▶ _Task to carry out_
Count how many lines in the following data hold the word "scene". Your answer is the number and nothing else.

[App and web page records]
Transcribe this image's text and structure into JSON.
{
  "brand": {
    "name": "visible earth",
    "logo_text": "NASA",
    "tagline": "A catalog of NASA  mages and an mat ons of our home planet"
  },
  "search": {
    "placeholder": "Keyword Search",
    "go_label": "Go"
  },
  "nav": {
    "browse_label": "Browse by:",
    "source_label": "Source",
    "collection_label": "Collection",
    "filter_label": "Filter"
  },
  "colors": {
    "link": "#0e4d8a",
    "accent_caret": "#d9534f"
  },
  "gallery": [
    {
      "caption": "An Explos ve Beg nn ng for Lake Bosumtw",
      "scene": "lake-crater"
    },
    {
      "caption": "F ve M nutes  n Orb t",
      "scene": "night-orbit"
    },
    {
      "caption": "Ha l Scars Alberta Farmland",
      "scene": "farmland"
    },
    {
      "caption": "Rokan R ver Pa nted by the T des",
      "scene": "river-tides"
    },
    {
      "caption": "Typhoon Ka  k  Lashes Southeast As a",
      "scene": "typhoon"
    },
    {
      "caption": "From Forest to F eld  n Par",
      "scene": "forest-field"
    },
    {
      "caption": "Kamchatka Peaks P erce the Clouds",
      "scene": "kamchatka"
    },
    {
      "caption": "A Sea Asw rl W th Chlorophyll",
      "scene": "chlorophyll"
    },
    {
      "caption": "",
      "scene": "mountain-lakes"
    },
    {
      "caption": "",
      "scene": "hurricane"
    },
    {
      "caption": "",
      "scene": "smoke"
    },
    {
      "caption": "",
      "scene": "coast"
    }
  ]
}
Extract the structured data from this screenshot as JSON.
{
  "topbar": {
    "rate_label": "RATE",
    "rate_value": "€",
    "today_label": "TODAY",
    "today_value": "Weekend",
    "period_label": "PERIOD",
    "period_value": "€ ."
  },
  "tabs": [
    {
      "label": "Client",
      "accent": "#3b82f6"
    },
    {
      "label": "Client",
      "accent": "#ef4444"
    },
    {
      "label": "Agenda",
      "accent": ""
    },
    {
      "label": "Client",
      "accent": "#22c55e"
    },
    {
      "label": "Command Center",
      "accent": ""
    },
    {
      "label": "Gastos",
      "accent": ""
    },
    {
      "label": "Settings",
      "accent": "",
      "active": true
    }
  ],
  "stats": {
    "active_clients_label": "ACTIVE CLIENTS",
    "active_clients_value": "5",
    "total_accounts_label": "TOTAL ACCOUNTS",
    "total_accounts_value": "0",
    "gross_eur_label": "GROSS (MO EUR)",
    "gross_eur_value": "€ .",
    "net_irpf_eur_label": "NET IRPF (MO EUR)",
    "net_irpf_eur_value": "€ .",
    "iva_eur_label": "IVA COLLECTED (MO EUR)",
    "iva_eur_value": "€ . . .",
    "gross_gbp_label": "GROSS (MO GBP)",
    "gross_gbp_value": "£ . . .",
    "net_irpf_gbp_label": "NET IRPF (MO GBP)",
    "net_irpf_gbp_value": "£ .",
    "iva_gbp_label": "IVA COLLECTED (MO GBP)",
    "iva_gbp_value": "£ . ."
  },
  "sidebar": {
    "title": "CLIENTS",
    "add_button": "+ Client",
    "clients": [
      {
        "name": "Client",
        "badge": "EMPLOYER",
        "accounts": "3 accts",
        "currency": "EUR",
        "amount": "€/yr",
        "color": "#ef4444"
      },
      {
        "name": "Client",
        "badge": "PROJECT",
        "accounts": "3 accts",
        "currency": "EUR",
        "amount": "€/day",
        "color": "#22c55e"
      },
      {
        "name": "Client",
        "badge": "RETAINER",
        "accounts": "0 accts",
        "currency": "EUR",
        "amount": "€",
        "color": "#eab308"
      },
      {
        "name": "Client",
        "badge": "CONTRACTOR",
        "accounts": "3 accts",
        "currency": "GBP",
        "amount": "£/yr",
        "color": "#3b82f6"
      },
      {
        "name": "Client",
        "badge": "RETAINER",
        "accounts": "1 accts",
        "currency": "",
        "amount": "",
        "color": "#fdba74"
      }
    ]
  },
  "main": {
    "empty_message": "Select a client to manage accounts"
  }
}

▶ _Exercise output_
12